Like the previous film, and the ones that come after it to a certain degree, there’s the costumes and makeup, sets, action and special effects to look forward to and focus on. However, I’ll try not to go too much into them, even though they are radically different from the previous film. You sort of knew what to expect.
The costumes were amazing! Pick an area and they looked perfect for the situation. Take the arena. The design and look was simple and fresh, which, as is pointed out in the film, corresponds to the type of arena environment. When it came to the costumes seen during the games interviews and anything in the Capitol, the design was what you’d expect. Much like how the makeup is really on display in the party at Snow’s bit, the costumes of everyone there are present to wow you.
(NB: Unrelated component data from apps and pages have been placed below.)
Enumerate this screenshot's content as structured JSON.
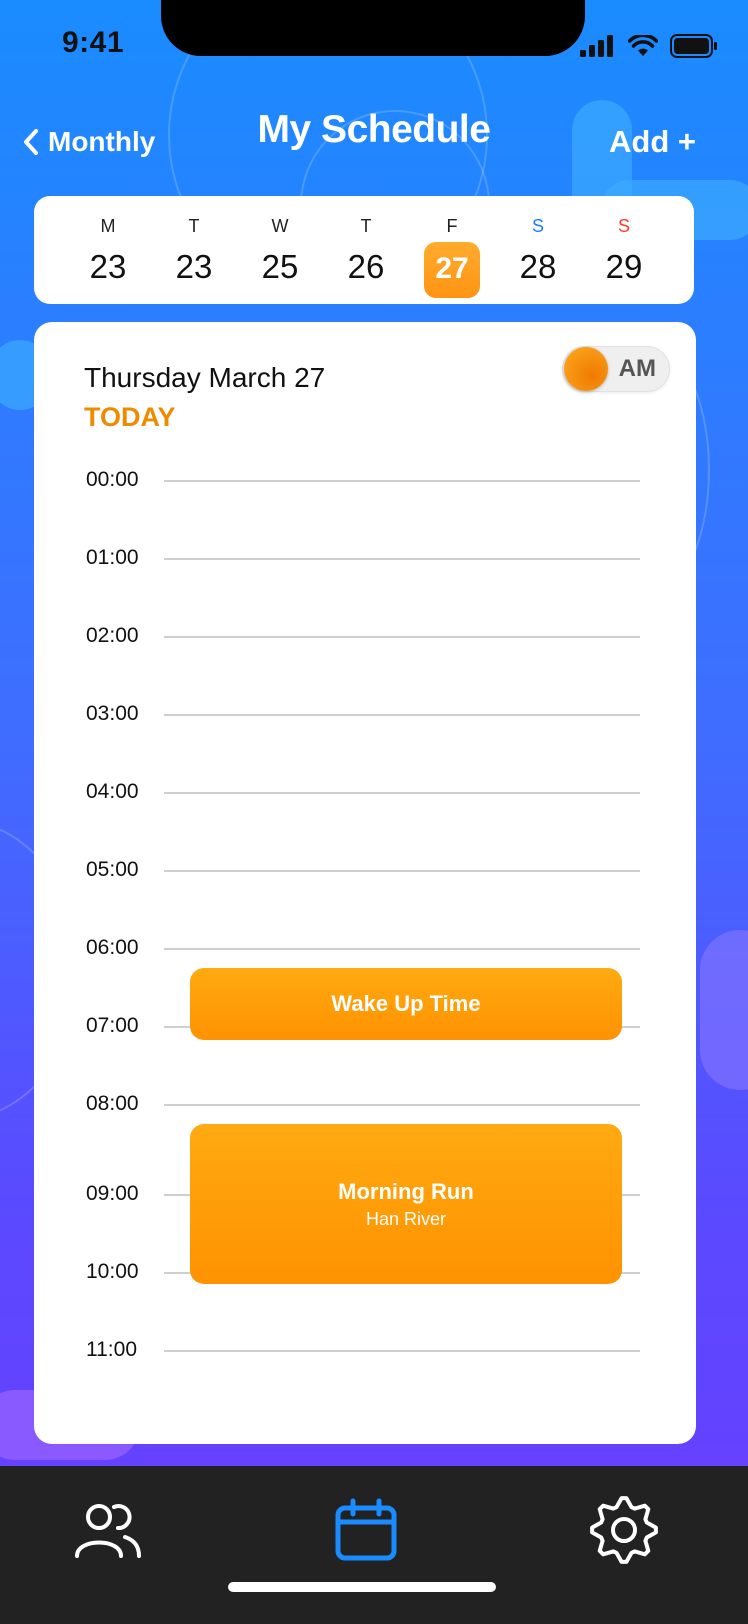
{
  "status_bar": {
    "time": "9:41"
  },
  "nav": {
    "back_label": "Monthly",
    "title": "My Schedule",
    "add_label": "Add +"
  },
  "week": {
    "days": [
      {
        "letter": "M",
        "number": "23",
        "letter_color": "#222222"
      },
      {
        "letter": "T",
        "number": "23",
        "letter_color": "#222222"
      },
      {
        "letter": "W",
        "number": "25",
        "letter_color": "#222222"
      },
      {
        "letter": "T",
        "number": "26",
        "letter_color": "#222222"
      },
      {
        "letter": "F",
        "number": "27",
        "letter_color": "#222222",
        "selected": true
      },
      {
        "letter": "S",
        "number": "28",
        "letter_color": "#1a7fff"
      },
      {
        "letter": "S",
        "number": "29",
        "letter_color": "#ff3b30"
      }
    ]
  },
  "day_view": {
    "date_title": "Thursday March 27",
    "today_label": "TODAY",
    "period_toggle": "AM",
    "hours": [
      "00:00",
      "01:00",
      "02:00",
      "03:00",
      "04:00",
      "05:00",
      "06:00",
      "07:00",
      "08:00",
      "09:00",
      "10:00",
      "11:00"
    ],
    "events": [
      {
        "title": "Wake Up Time",
        "subtitle": ""
      },
      {
        "title": "Morning Run",
        "subtitle": "Han River"
      }
    ]
  },
  "tab_bar": {
    "tabs": [
      {
        "icon": "people-icon",
        "active": false
      },
      {
        "icon": "calendar-icon",
        "active": true
      },
      {
        "icon": "gear-icon",
        "active": false
      }
    ]
  },
  "colors": {
    "accent_orange": "#ff9a0a",
    "active_tab": "#1a8cff",
    "today": "#ef8b00"
  }
}
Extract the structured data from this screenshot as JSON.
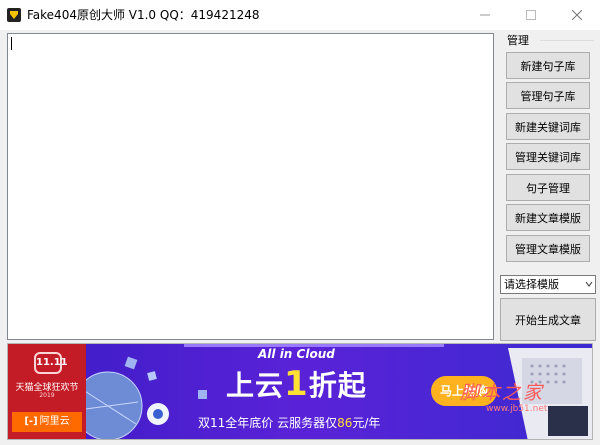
{
  "window": {
    "title": "Fake404原创大师 V1.0   QQ：419421248",
    "minimize_icon": "minimize-icon",
    "maximize_icon": "maximize-icon",
    "close_icon": "close-icon"
  },
  "editor": {
    "value": ""
  },
  "manage_group": {
    "label": "管理",
    "buttons": [
      {
        "label": "新建句子库"
      },
      {
        "label": "管理句子库"
      },
      {
        "label": "新建关键词库"
      },
      {
        "label": "管理关键词库"
      },
      {
        "label": "句子管理"
      },
      {
        "label": "新建文章模版"
      },
      {
        "label": "管理文章模版"
      }
    ]
  },
  "template_select": {
    "value": "请选择模版"
  },
  "generate_button": {
    "label": "开始生成文章"
  },
  "banner": {
    "badge": "11.11",
    "festival": "天猫全球狂欢节",
    "year": "2019",
    "brand_mark": "[-]",
    "brand": "阿里云",
    "tagline": "All in Cloud",
    "headline_pre": "上云",
    "headline_num": "1",
    "headline_post": "折起",
    "sub_pre": "双11全年底价  云服务器仅",
    "sub_price": "86",
    "sub_post": "元/年",
    "cta": "马上抢购"
  },
  "watermark": {
    "text": "脚本之家",
    "url": "www.jb51.net"
  },
  "colors": {
    "banner_bg": "#4b1fcf",
    "banner_left": "#c41c26",
    "highlight": "#ffe033",
    "aliyun": "#ff6a00"
  }
}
The sets were also different enough to keep things fresh. However, not all were that interesting. They lent themselves well in maintaining the world we’d already seen created. The one set piece that amazed me the most was the arena. It’s one big clock, complete with rock walls that serve as divides for the 12 different danger that can be released, as well as where the tributes start. It’s surrounded by water and has the supplies in the center. It’s one impressive set, and even more so when Hoffman’s character has it spun around to throw off the tributes knowledge of what each time represents. I don’t think I’ll ever stop being in awe when I see it.
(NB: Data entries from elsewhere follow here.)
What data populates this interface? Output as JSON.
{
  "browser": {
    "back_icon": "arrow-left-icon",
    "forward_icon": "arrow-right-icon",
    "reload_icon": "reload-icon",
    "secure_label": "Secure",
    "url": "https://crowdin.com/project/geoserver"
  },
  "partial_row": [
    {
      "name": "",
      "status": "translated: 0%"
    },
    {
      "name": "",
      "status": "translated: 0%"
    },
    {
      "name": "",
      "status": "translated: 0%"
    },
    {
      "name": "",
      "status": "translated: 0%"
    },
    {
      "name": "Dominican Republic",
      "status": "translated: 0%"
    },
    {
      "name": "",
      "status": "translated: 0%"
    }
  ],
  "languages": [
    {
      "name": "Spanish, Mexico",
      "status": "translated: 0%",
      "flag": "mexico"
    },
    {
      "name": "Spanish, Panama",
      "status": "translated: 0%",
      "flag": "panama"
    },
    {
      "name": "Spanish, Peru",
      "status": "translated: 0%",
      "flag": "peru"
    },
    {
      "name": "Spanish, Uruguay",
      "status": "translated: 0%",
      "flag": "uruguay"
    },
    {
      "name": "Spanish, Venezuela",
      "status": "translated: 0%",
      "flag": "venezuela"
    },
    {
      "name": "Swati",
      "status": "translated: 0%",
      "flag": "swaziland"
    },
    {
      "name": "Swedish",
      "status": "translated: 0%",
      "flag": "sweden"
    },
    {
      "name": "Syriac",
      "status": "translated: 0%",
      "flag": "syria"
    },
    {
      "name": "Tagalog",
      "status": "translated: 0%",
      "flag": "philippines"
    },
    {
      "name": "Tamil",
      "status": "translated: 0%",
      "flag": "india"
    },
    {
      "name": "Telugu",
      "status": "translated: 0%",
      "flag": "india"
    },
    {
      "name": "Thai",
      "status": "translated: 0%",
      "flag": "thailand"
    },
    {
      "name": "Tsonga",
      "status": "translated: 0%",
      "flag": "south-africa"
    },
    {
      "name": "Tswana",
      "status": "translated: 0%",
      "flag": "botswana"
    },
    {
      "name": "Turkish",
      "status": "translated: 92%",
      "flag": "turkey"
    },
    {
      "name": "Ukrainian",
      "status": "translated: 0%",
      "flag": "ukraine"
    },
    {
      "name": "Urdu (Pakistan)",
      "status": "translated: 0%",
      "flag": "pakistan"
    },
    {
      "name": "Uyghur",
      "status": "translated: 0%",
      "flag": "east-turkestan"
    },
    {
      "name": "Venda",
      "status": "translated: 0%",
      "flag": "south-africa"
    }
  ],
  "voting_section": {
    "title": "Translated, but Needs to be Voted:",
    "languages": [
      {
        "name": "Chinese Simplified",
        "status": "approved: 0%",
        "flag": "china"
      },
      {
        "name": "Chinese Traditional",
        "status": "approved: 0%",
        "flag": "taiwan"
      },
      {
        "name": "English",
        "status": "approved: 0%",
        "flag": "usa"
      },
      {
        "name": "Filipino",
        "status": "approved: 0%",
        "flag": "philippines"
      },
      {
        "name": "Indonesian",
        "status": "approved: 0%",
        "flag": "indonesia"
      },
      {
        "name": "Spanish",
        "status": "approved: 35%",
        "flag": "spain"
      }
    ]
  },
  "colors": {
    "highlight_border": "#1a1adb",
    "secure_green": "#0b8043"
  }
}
I still feel that the action and special effects go hand in hand. Even when action occurred that didn’t have special effects involved, it was exciting and thrilling. A bit of danger was present. While I enjoy all the action sequences, there are some, with special effects, that are just brought to life so well. The poison fog looks eerie, and would also make me curious, and the attacking monkeys, or whatever, were realistic and scary. I never doubted a moment and was able to feel the little bits of fear that I did. It’s these components that completed the package of needed parts that make this is a well done and exciting film to watch.
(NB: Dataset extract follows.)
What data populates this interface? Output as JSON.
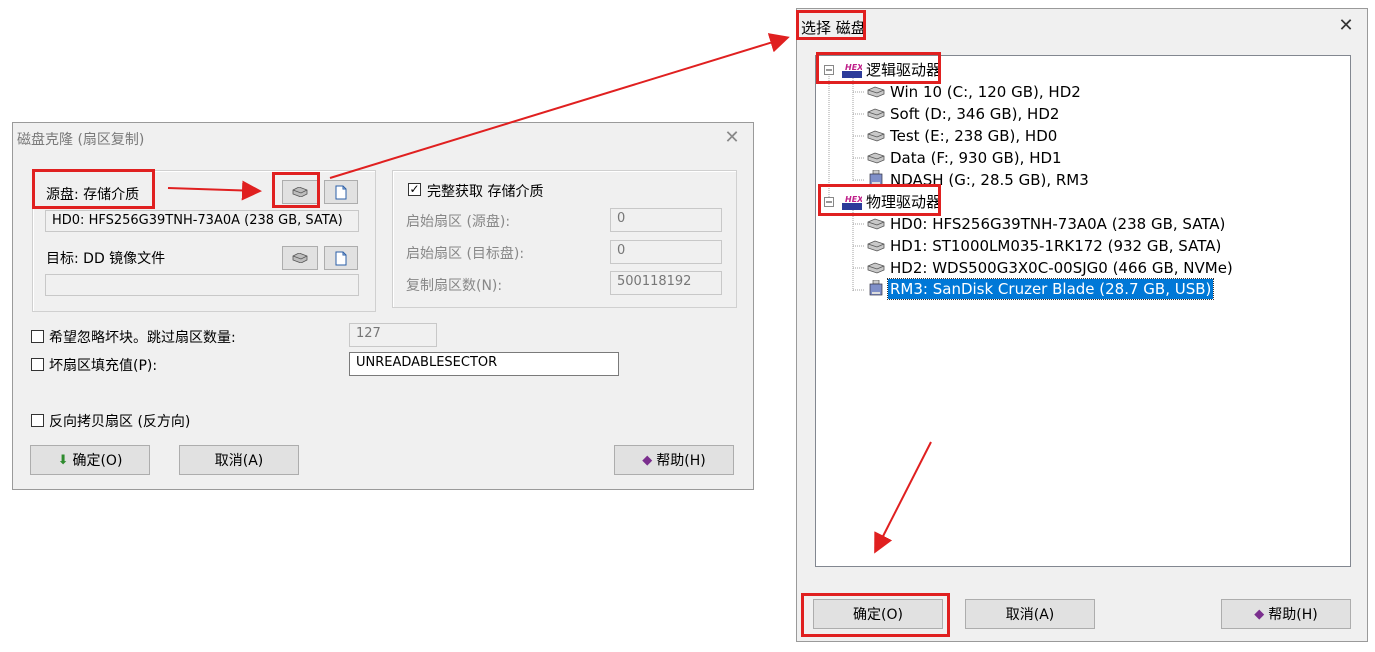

The ending was also perfect! It set up everything. If you’ve read the books or, of course, seen the films, which by now you have or will never do so, then you know what comes after this. The entire tone for the next films is going to be different. It has to be. There are no games to expect, so on some level, predictability is gone. So what will this new world look like? What will the actions from this games result in? So many other questions come up because of how this film unfolds and ends.
I give sequels a hard time. It can’t be helped. When they’re predominantly unnecessary and bad, it’s hard not to see them as anything but. Every now and then though, I find one that is truly worth it. It’s harder to know how to feel when you’re dealing with a sequel you need to complete the story. Those are just expected to be good. Most are good enough. Neither terrible, but not something you’ll be over the moon about. It’s the ones that improve greatly from the previous film that tells you that you’ve made the right choice. This film series will always be in the right creative hands. If only all films were like this, especially film franchises.